But folks like Barry and Melissa Collins, who owned dangerous animals before the rule went into effect, are allowed to keep them, said Laura Patton, a state wildlife biologist. Bringing in more dangerous animals or breeding the ones they already have is still against the rules.

The state does not have a law that specifically deals with the ownership of exotic wildlife, she said.

Large exotic cats, such as lions, tigers or leopards, make up a small number of the transport permits each year. The vast majority are for reptiles, such as anacondas, basilisks and bearded dragons.

The federal government only requires licenses for exotic animals if they are used for breeding or as an exhibition, so it was unclear how many people are keeping exotic animals as pets.

The Collinses said they were caught by surprise when the ordinance was proposed. They said they've heard a handful of complaints since they brought the lion home, but nothing serious.

"He's not bothering nobody," said Barry Collins. "Why take him from where he's happy and put him where he's not?"

When asked whether he considers his lion to be inherently dangerous, Collins insisted that any pet can behave unpredictably. He doesn't feel that Kitty is a threat to his 5- and 1-year-old boys or 3-year-old daughter.
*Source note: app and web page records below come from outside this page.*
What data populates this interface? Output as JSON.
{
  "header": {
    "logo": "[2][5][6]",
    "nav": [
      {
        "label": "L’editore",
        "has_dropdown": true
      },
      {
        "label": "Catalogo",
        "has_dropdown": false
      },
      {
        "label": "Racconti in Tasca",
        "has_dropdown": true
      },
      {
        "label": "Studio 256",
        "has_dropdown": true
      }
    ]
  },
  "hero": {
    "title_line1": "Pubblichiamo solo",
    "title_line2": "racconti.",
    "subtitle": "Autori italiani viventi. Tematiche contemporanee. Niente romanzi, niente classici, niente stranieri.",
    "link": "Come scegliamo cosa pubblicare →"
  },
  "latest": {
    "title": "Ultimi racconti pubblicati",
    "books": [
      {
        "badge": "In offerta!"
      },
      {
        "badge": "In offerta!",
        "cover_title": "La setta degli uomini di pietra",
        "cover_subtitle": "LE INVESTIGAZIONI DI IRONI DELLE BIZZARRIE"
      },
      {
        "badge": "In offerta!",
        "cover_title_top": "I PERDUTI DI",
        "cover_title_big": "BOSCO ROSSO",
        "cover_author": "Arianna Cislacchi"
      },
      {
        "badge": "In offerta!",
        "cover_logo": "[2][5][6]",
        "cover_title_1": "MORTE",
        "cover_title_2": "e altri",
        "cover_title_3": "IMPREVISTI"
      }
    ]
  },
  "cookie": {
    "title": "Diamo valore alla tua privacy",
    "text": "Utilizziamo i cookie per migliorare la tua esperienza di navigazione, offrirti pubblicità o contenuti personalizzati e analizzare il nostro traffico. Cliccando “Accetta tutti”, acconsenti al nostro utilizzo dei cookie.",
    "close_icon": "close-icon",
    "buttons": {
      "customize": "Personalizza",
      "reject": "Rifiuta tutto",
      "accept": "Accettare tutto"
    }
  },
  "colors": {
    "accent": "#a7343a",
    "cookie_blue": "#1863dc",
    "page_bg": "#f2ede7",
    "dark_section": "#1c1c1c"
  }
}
Another neighbor, April Osborne, also defended Kitty: "I think they should be able to keep it — anything can turn on you. That thing is a big old baby."

Barry Collins purchased Kitty three years ago, when he was a 5-pound cub at a flea market. Collins said he obtained a state permit to bring the lion into Kentucky and a license to keep it in Floyd County.

But now that Kitty's purr has reached a deafening moan and his girth has exceeded 400 pounds, some Floyd County residents want him gone.

The only way to kick Kitty out of the neighborhood is with a county ordinance, said Floyd County Attorney Keith Bartley.

"I'm sure it is a big pet to the owners," Bartley said, "but the one time something goes wrong with a cat that size, someone's going to be really hurt or dead."

The Collins' also have a dozen dogs and a lizard.

They said all their pet purchases were a way to save the animals from harm or abuse.

"If I can save one I will," Melissa Collins said.

Bartley said he's working with a local veterinarian to find a zoo or a wildlife sanctuary where the lion could be placed.

"It's not just about protecting those people living in Melvin, it's also about the lion itself," said Bartley. "If they love that lion, I don't believe they'd want it to live its entire life in a dog cage on a concrete pad."

Barry Collins said that if the ordinance fails, he may put up a privacy fence that would give Kitty more space to roam. For now, he is trying to sway the vote of county officials by encouraging friends and supportive neighbors to speak up for Kitty.

"I'm going to fight it all I can," he said, adding that he would appeal the vote if the ordinance passed. "I'm going to drag it out as far as I can."